James Gorin von Grozny, from Devon, paid £150 for the work which he believes was painted by Sir Edwin Landseer in 1838.
But art experts say Landseer would have had no call to paint the sisters who were not famous at that date.
The only known portrait of the sisters was painted by their brother, Branwell.
In the painting, the figure believed to be Emily Bronte holds a pen and notebook, whilst Charlotte stands and Anne looks away to one side.
Mr Gorin von Gronzy had originally bought a different picture of three sisters from an auction house, but when he went to collect it, it had disappeared.
He said the auction house offered him a refund, or the picture he now believes is of the Bronte sisters.
Professor Francis O' Gorman, of the University of Leeds, an expert in Victorian Literature, said he was doubtful that the painting depicted the Bronte sisters.
"The Brontes were unheard of outside their family circle in 1838.
"There was nothing in the public domain which might have attracted one of the most famous painters of the early Victorian period to stop by and paint them", he said.
However, Mr Gorin von Grozny said that Landseer could have travelled through the Brontes' home town of Haworth whilst visiting his friend John Nussey at Bolton Hall in Yorkshire.
Nussey was the also brother of Charlotte Bronte's friend Ellen.
Mr Gorin von Gronzy said a small 'EL' monogram and the date 1838 visible in the crook of 'Charlotte's' arm, led to his belief that Landseer was the artist.
It is thought that the key to the painting's authenticity could lay in a sketch of a knee on the back of the portrait.
The sketch apparently shows a leg with a three inch scar just below the knee.
Mr Gorin von Grozny argued that a painting by Charlotte Bronte depicting a shepherdess, apparently with a similar scar on her leg, could have been a self-portrait.

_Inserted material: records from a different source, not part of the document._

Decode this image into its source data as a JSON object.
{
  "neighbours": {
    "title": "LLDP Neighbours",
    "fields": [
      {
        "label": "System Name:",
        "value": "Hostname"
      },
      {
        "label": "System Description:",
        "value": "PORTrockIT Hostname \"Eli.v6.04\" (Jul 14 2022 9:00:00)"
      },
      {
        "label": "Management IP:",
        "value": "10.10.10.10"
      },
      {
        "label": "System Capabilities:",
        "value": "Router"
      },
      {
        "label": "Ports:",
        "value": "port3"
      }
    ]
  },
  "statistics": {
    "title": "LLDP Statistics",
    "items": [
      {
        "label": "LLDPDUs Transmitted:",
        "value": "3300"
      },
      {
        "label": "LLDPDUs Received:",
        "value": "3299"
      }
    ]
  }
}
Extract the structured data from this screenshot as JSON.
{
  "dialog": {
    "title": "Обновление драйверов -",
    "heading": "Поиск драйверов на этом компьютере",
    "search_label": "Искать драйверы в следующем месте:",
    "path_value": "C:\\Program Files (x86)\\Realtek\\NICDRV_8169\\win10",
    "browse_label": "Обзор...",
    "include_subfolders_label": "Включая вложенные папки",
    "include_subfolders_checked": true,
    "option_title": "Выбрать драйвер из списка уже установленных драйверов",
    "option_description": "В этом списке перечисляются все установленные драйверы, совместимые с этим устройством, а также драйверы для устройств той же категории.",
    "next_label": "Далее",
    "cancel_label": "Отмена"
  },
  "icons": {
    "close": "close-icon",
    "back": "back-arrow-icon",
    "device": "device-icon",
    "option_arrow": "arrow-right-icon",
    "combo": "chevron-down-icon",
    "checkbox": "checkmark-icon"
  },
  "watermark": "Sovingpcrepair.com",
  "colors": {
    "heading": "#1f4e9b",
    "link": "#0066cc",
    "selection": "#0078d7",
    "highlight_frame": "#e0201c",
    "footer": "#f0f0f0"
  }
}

The painting of the shepherdess by Bronte, based on Solitude at Dawn by Johann Henry Fuseli, appeared in a book called The Art of the Brontes.
And that would all be really exciting if there weren't big, huge 'but's to everything. And there's practically no need to write the arguments as a quick look at the picture clearly tells that these are not the Brontë sisters. Being three and holding a pen - when they were nearly 10 years away from becoming published authors - is not enough: the dresses, the faces, etc. seem to be all wrong, not to mention that the Edward Landseer - John Nussey - Ellen Nussey - Charlotte Brontë theory is a bit tenuous to put it mildly.